### TASK DESCRIPTION
Show every line below where "mnemonic" can be found.

### Web page and app entries

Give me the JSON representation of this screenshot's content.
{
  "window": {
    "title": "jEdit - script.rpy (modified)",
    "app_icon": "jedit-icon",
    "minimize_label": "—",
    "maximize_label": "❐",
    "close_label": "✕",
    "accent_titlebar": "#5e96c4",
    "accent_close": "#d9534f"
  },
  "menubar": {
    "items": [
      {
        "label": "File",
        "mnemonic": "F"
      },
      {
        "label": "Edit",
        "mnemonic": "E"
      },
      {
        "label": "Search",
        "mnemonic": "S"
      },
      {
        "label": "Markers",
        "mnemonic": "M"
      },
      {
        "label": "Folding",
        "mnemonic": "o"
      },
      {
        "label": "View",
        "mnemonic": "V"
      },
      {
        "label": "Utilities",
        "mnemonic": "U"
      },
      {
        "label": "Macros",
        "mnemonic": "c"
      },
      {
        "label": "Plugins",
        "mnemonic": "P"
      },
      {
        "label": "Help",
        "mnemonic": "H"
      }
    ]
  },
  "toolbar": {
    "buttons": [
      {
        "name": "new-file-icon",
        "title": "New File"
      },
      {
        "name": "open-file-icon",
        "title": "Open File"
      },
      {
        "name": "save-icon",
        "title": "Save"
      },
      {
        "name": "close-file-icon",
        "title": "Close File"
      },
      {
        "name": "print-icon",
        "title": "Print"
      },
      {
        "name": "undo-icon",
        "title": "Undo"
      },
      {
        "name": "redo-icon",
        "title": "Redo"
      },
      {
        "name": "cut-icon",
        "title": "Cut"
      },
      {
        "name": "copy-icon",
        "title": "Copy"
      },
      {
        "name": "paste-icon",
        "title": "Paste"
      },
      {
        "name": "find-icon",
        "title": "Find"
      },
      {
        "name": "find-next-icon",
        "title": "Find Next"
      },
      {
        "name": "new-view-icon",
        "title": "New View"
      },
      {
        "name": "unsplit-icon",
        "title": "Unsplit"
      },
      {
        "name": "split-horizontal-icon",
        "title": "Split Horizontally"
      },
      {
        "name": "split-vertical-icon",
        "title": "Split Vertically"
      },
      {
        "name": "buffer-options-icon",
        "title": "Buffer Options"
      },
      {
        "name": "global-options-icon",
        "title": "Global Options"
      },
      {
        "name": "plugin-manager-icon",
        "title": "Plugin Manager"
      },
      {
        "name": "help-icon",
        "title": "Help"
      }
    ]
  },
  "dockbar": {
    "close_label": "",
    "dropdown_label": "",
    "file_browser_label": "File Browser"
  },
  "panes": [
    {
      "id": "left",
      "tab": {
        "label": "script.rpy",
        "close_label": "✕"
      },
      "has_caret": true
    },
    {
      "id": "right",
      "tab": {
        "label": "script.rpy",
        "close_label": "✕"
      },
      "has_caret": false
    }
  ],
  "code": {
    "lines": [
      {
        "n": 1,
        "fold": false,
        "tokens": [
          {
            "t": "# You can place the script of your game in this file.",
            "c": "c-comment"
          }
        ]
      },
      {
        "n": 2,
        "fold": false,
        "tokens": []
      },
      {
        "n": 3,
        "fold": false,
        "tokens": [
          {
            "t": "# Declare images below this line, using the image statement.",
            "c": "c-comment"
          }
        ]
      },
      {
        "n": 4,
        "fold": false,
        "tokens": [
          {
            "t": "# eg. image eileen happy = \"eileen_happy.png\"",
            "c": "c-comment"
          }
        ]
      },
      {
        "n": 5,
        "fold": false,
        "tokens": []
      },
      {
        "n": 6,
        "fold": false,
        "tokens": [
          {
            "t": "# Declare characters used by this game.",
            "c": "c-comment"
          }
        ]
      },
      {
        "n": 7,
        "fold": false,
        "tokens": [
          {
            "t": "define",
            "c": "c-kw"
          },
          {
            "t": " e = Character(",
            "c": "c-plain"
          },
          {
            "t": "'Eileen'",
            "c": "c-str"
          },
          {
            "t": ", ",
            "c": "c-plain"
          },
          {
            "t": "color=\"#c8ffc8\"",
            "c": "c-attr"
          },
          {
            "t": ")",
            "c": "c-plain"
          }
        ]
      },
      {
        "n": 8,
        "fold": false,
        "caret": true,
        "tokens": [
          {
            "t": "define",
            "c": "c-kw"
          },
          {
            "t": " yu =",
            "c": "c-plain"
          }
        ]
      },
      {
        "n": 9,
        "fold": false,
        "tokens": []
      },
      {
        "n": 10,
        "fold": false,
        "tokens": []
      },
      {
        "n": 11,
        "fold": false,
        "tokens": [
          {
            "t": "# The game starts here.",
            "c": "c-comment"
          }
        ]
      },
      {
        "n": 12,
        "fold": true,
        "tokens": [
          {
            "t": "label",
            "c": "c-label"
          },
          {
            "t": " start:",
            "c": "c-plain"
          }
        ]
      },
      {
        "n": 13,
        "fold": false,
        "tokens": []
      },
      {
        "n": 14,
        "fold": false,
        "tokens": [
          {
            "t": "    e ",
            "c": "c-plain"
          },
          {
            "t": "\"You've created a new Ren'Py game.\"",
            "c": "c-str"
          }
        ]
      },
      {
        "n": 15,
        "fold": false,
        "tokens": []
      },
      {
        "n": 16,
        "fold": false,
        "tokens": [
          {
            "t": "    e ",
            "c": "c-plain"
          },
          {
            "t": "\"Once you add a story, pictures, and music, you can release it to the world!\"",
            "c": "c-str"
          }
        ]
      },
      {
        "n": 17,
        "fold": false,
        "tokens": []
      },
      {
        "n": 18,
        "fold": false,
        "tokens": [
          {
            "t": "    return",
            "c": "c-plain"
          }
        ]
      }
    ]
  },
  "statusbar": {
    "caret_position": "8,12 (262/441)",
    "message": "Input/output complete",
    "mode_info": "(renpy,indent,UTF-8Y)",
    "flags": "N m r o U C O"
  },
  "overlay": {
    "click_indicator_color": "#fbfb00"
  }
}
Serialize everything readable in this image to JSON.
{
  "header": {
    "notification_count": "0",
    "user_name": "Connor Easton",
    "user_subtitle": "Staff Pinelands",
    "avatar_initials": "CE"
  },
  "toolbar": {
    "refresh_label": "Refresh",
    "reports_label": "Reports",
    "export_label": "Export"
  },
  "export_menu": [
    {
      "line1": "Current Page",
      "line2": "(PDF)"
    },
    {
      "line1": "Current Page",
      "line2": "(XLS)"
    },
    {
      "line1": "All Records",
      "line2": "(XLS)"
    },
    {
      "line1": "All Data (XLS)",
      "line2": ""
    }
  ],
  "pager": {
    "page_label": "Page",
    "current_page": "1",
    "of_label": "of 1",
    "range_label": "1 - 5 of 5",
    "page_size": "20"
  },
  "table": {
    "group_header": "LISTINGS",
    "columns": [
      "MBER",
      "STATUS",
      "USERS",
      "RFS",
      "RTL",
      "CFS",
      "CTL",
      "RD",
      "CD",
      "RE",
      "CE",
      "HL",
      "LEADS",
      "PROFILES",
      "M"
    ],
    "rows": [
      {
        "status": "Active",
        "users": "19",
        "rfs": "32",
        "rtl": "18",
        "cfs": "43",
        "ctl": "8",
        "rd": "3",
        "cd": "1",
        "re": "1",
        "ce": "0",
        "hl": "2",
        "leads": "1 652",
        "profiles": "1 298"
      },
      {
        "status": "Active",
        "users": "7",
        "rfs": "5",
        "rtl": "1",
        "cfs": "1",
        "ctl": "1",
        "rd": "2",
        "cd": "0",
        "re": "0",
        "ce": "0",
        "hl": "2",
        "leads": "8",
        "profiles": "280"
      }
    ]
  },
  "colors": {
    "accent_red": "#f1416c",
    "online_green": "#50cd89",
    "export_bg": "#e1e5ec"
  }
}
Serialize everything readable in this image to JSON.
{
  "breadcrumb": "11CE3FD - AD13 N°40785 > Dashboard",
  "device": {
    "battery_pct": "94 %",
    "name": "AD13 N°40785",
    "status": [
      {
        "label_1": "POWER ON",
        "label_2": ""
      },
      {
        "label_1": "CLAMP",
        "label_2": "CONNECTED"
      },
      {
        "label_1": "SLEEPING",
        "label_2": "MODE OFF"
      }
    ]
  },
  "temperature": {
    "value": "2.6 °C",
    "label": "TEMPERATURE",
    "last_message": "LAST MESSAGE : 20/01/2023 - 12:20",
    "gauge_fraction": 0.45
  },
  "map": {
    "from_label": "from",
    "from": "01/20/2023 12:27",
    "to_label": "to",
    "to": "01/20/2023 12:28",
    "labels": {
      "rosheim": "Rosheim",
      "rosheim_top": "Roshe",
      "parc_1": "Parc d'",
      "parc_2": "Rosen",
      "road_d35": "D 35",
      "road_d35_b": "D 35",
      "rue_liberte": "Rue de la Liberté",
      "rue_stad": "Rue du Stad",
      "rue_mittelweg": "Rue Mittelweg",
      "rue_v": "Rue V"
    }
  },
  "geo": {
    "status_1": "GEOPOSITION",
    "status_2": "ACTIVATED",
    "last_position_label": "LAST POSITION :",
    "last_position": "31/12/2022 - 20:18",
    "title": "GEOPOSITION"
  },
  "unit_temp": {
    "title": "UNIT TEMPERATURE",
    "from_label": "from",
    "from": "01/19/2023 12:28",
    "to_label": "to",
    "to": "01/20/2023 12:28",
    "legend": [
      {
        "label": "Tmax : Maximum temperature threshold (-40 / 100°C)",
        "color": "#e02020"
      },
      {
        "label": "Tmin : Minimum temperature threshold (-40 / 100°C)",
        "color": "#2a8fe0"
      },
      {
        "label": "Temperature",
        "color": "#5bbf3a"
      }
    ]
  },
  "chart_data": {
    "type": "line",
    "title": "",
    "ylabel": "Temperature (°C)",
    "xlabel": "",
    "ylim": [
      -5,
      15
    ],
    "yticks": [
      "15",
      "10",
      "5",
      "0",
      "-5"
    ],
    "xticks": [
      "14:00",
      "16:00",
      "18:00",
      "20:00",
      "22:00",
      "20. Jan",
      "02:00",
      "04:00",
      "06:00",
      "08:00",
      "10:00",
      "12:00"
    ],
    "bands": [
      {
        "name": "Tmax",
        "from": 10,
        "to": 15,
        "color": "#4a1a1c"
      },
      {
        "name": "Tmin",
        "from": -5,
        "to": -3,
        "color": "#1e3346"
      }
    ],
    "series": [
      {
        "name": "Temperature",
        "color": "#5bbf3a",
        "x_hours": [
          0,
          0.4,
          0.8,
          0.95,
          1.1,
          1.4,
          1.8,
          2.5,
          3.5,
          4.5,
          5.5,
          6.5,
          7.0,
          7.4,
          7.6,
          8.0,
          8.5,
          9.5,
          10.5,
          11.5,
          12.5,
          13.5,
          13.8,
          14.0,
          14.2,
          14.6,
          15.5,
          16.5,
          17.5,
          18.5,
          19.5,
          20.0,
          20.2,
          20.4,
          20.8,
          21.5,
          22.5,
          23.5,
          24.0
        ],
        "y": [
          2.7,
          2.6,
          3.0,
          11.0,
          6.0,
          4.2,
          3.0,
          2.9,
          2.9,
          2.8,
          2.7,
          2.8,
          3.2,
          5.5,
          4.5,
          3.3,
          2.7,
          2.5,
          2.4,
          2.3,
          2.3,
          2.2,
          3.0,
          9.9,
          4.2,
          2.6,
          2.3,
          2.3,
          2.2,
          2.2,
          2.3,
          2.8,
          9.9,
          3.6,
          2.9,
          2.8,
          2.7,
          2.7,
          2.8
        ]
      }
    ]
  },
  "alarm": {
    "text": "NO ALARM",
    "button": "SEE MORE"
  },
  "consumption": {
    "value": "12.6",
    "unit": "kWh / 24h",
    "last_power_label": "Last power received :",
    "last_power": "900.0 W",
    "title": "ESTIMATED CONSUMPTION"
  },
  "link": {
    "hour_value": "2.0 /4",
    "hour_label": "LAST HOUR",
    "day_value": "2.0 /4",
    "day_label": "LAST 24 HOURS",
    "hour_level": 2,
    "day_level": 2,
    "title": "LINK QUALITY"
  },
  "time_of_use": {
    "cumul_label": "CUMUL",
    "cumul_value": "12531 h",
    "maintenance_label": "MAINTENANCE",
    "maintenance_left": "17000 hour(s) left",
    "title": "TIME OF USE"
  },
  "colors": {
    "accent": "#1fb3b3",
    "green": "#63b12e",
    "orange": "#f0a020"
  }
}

### TASK SOLUTION
        "mnemonic": "F"
        "mnemonic": "E"
        "mnemonic": "S"
        "mnemonic": "M"
        "mnemonic": "o"
        "mnemonic": "V"
        "mnemonic": "U"
        "mnemonic": "c"
        "mnemonic": "P"
        "mnemonic": "H"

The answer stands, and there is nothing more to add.